Directions for this task:
What follows is a set of records. Copy them exactly and leave out the images.

───── Material for this task ─────

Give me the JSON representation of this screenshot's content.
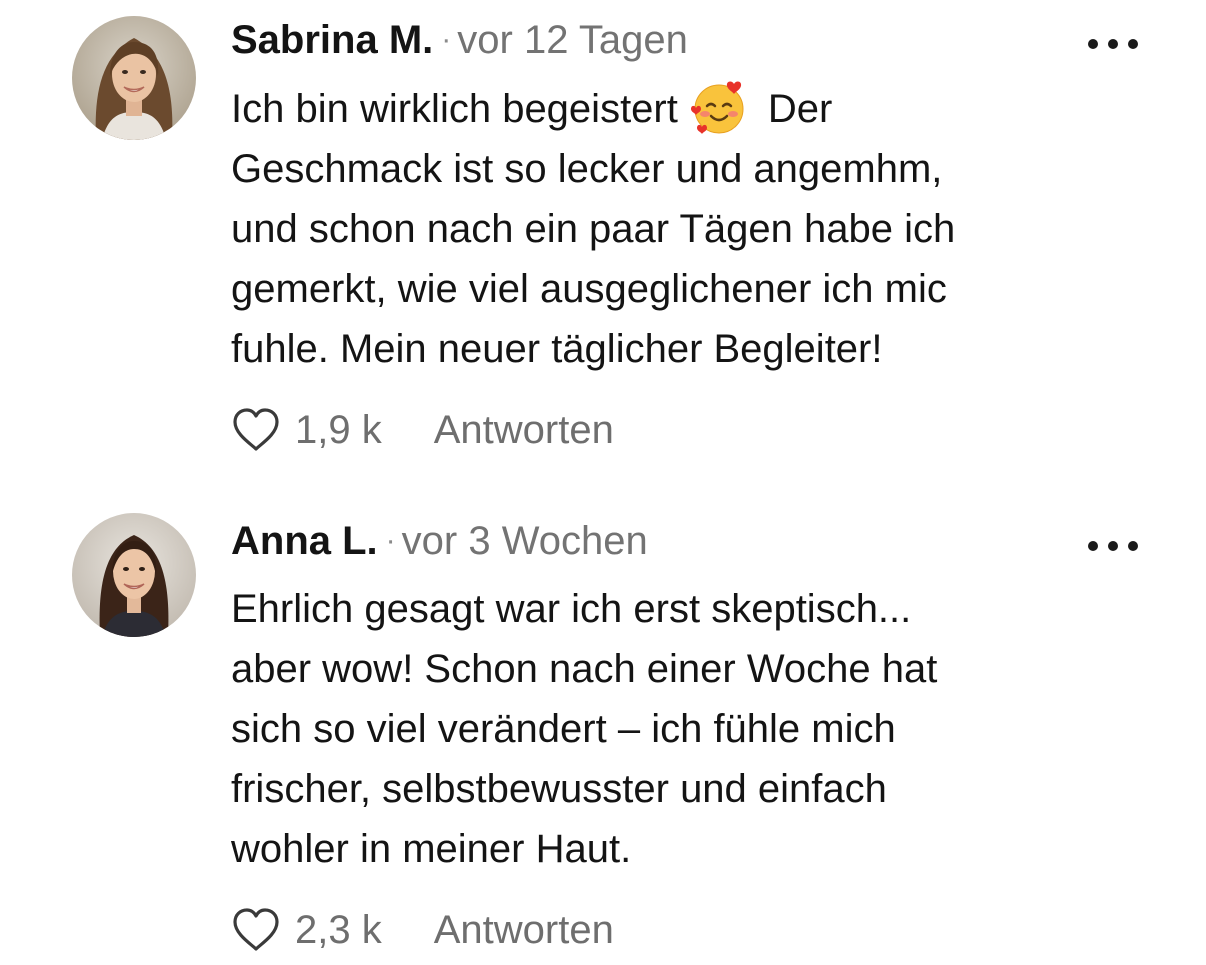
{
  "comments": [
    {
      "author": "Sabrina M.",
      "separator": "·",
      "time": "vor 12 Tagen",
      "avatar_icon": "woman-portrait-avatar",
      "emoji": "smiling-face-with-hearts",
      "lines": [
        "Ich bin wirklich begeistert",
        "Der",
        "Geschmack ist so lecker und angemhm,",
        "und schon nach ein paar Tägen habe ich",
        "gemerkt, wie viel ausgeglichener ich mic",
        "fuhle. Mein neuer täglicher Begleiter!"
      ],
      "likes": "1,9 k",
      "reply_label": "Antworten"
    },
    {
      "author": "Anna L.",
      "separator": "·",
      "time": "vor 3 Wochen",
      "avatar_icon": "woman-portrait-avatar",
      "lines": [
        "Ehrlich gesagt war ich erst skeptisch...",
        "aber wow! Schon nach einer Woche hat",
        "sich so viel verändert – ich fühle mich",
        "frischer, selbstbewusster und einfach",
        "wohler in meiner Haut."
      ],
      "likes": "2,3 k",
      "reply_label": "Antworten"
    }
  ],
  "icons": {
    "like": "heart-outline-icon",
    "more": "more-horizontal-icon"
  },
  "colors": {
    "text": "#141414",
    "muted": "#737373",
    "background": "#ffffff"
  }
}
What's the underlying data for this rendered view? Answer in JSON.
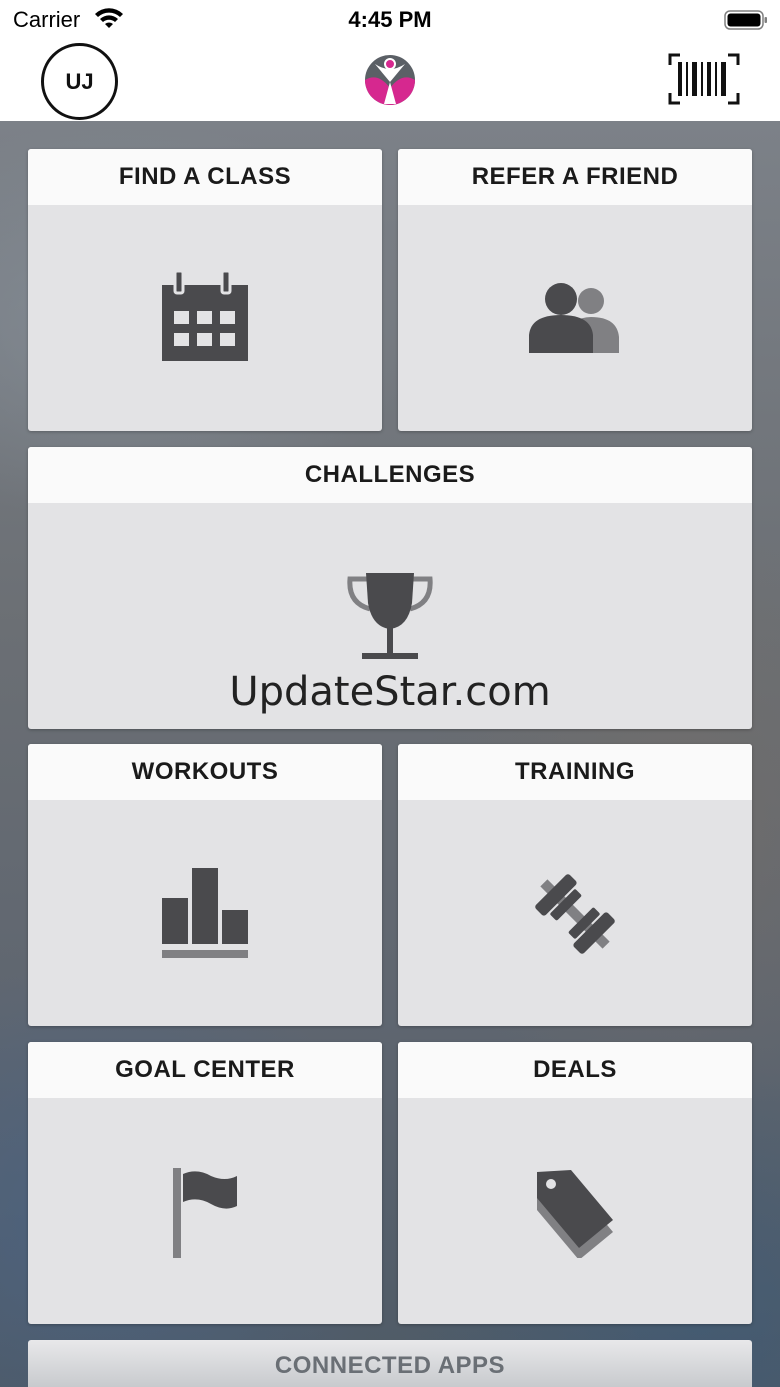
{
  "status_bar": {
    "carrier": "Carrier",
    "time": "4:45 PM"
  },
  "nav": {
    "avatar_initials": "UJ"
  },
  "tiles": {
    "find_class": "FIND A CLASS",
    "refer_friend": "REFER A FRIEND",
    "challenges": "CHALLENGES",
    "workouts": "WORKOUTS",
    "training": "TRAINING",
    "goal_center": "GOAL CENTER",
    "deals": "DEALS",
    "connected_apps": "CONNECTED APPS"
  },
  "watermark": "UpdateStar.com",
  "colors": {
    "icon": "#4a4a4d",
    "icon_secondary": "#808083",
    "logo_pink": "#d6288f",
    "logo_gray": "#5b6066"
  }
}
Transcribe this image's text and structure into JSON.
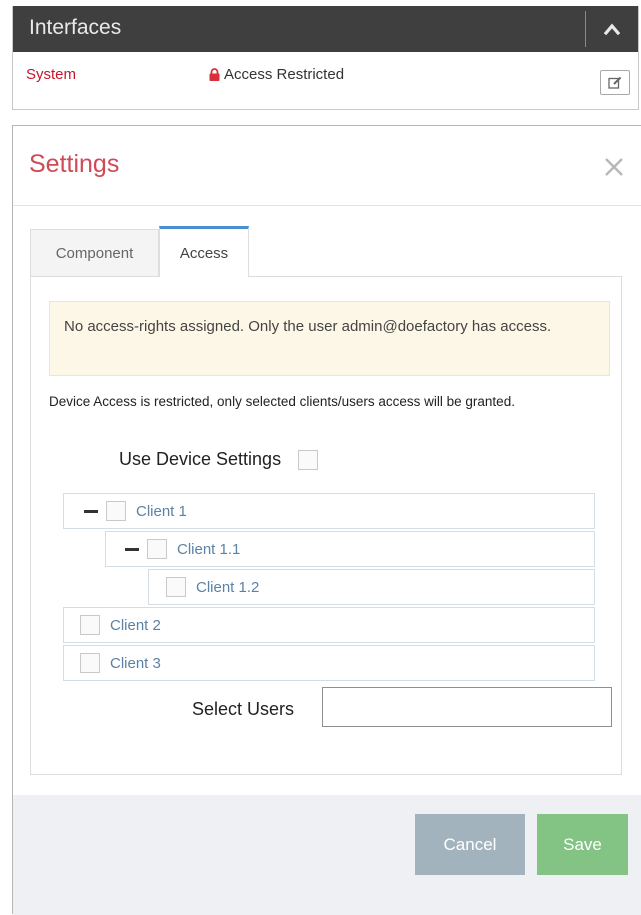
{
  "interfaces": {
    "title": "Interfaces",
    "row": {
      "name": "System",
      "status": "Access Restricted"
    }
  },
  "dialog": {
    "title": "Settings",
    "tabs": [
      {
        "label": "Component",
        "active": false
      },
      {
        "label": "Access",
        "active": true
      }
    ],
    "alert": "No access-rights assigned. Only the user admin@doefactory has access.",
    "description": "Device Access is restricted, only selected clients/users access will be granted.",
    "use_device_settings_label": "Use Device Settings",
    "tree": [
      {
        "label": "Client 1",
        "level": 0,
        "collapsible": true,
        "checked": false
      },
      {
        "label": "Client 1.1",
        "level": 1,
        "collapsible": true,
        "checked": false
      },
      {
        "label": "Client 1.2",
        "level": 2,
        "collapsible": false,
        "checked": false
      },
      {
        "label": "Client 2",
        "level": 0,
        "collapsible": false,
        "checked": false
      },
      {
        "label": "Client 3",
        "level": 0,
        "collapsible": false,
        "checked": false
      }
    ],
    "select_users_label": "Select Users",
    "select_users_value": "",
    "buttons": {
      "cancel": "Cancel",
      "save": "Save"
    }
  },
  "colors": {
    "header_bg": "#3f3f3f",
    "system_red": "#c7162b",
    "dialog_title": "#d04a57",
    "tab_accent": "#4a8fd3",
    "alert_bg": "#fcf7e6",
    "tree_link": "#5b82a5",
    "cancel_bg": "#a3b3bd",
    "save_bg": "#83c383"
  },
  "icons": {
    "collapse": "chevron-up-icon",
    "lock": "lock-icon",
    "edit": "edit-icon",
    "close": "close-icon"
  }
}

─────

Expected output:
Give me the JSON representation of this screenshot's content.
{
  "comments": [
    {
      "author": "Sabrina M.",
      "separator": "·",
      "time": "vor 12 Tagen",
      "avatar_icon": "woman-portrait-avatar",
      "emoji": "smiling-face-with-hearts",
      "lines": [
        "Ich bin wirklich begeistert",
        "Der",
        "Geschmack ist so lecker und angemhm,",
        "und schon nach ein paar Tägen habe ich",
        "gemerkt, wie viel ausgeglichener ich mic",
        "fuhle. Mein neuer täglicher Begleiter!"
      ],
      "likes": "1,9 k",
      "reply_label": "Antworten"
    },
    {
      "author": "Anna L.",
      "separator": "·",
      "time": "vor 3 Wochen",
      "avatar_icon": "woman-portrait-avatar",
      "lines": [
        "Ehrlich gesagt war ich erst skeptisch...",
        "aber wow! Schon nach einer Woche hat",
        "sich so viel verändert – ich fühle mich",
        "frischer, selbstbewusster und einfach",
        "wohler in meiner Haut."
      ],
      "likes": "2,3 k",
      "reply_label": "Antworten"
    }
  ],
  "icons": {
    "like": "heart-outline-icon",
    "more": "more-horizontal-icon"
  },
  "colors": {
    "text": "#141414",
    "muted": "#737373",
    "background": "#ffffff"
  }
}
What's the underlying data for this rendered view? Answer in JSON.
{
  "status_bar": {
    "carrier": "Carrier",
    "time": "4:45 PM"
  },
  "nav": {
    "avatar_initials": "UJ"
  },
  "tiles": {
    "find_class": "FIND A CLASS",
    "refer_friend": "REFER A FRIEND",
    "challenges": "CHALLENGES",
    "workouts": "WORKOUTS",
    "training": "TRAINING",
    "goal_center": "GOAL CENTER",
    "deals": "DEALS",
    "connected_apps": "CONNECTED APPS"
  },
  "watermark": "UpdateStar.com",
  "colors": {
    "icon": "#4a4a4d",
    "icon_secondary": "#808083",
    "logo_pink": "#d6288f",
    "logo_gray": "#5b6066"
  }
}
Transcribe this image's text and structure into JSON.
{
  "interfaces": {
    "title": "Interfaces",
    "row": {
      "name": "System",
      "status": "Access Restricted"
    }
  },
  "dialog": {
    "title": "Settings",
    "tabs": [
      {
        "label": "Component",
        "active": false
      },
      {
        "label": "Access",
        "active": true
      }
    ],
    "alert": "No access-rights assigned. Only the user admin@doefactory has access.",
    "description": "Device Access is restricted, only selected clients/users access will be granted.",
    "use_device_settings_label": "Use Device Settings",
    "tree": [
      {
        "label": "Client 1",
        "level": 0,
        "collapsible": true,
        "checked": false
      },
      {
        "label": "Client 1.1",
        "level": 1,
        "collapsible": true,
        "checked": false
      },
      {
        "label": "Client 1.2",
        "level": 2,
        "collapsible": false,
        "checked": false
      },
      {
        "label": "Client 2",
        "level": 0,
        "collapsible": false,
        "checked": false
      },
      {
        "label": "Client 3",
        "level": 0,
        "collapsible": false,
        "checked": false
      }
    ],
    "select_users_label": "Select Users",
    "select_users_value": "",
    "buttons": {
      "cancel": "Cancel",
      "save": "Save"
    }
  },
  "colors": {
    "header_bg": "#3f3f3f",
    "system_red": "#c7162b",
    "dialog_title": "#d04a57",
    "tab_accent": "#4a8fd3",
    "alert_bg": "#fcf7e6",
    "tree_link": "#5b82a5",
    "cancel_bg": "#a3b3bd",
    "save_bg": "#83c383"
  },
  "icons": {
    "collapse": "chevron-up-icon",
    "lock": "lock-icon",
    "edit": "edit-icon",
    "close": "close-icon"
  }
}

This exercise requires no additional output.